A study published in Food Chemistry and Toxicology suggests not only that black beans may help protect against cancer, but that whole foods naturally contain an array of compounds that work together for our benefit. When researchers fed laboratory animals a 20% black bean diet to see if it would cause any mutagenic or genotoxic activity, not only did black beans not promote cancer, but a clear reduction in the number of pre-cancerous cells was seen, even in animals who were simultaneously given an agent known to promote cancer, the mutagen, cyclophosphamide.

Limes Leaves
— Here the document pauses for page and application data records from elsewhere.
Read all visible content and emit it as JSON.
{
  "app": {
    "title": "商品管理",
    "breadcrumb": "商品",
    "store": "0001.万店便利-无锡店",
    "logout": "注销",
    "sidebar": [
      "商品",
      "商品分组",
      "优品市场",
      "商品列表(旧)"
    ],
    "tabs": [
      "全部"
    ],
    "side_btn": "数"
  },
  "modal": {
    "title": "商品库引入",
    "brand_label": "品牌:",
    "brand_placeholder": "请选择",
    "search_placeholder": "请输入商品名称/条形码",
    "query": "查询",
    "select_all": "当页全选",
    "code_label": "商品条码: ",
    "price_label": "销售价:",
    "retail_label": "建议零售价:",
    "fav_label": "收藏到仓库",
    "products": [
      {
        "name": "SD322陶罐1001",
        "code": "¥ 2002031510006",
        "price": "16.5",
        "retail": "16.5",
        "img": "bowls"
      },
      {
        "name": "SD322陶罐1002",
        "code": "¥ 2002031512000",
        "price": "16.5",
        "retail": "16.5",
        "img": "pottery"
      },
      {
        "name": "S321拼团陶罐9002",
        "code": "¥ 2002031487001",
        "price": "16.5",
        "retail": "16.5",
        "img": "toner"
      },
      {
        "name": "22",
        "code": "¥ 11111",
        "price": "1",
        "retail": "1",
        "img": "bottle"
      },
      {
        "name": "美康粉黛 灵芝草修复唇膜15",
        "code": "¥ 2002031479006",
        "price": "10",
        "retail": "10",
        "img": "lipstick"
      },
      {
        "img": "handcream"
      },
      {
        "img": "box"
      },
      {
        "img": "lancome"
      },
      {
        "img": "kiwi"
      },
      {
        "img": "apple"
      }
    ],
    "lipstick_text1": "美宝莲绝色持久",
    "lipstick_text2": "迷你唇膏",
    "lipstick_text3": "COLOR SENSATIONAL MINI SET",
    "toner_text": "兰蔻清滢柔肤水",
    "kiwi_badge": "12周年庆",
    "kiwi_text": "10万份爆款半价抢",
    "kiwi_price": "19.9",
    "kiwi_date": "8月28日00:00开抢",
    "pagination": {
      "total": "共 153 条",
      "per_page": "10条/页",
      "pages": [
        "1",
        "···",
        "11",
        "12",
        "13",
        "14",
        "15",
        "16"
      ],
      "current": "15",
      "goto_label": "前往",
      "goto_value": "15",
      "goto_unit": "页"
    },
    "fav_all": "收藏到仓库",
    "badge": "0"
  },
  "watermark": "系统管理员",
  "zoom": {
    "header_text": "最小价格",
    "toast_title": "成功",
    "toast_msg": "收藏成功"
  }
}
Lime leaves come from the Kaffir Lime Tree,  native to Indonesia. They are easily recognizable by their emerald-green,doubled sections, which makes them appear as if two leaves are joined together.

Lime leaves are commonly used in Laotian and Thai curry paste, adding an aromatic, astringent flavor. The leaves are used in Indonesian cuisine (especially Balinese and Javanese), for foods such as sayur asam, and are used along with Indonesian bay leaf for chicken and fish. They are also found in Malaysian and Burmese cuisines.

The leaves can be used fresh or dried, and can be stored frozen. The juice and rinds of kaffir limes are used in traditional Indonesian medicine; for this reason the fruit is referred to in Indonesia as jeruk obat (“medicine citrus”). The oil from the rind has strong insecticidal properties. The juice is generally regarded as too acidic to use in food preparation, but finds use as a cleanser for clothing and hair in Thailand.

Other Uses:
Try adding some fresh leaves to a hot bath. You will need to try this to believe the delightful fragrance that will waft from your bathwater.

Bruise a few leaves and add to an outdoor citrus-scented potpourri, the scent will linger in the evening air when eating outdoors.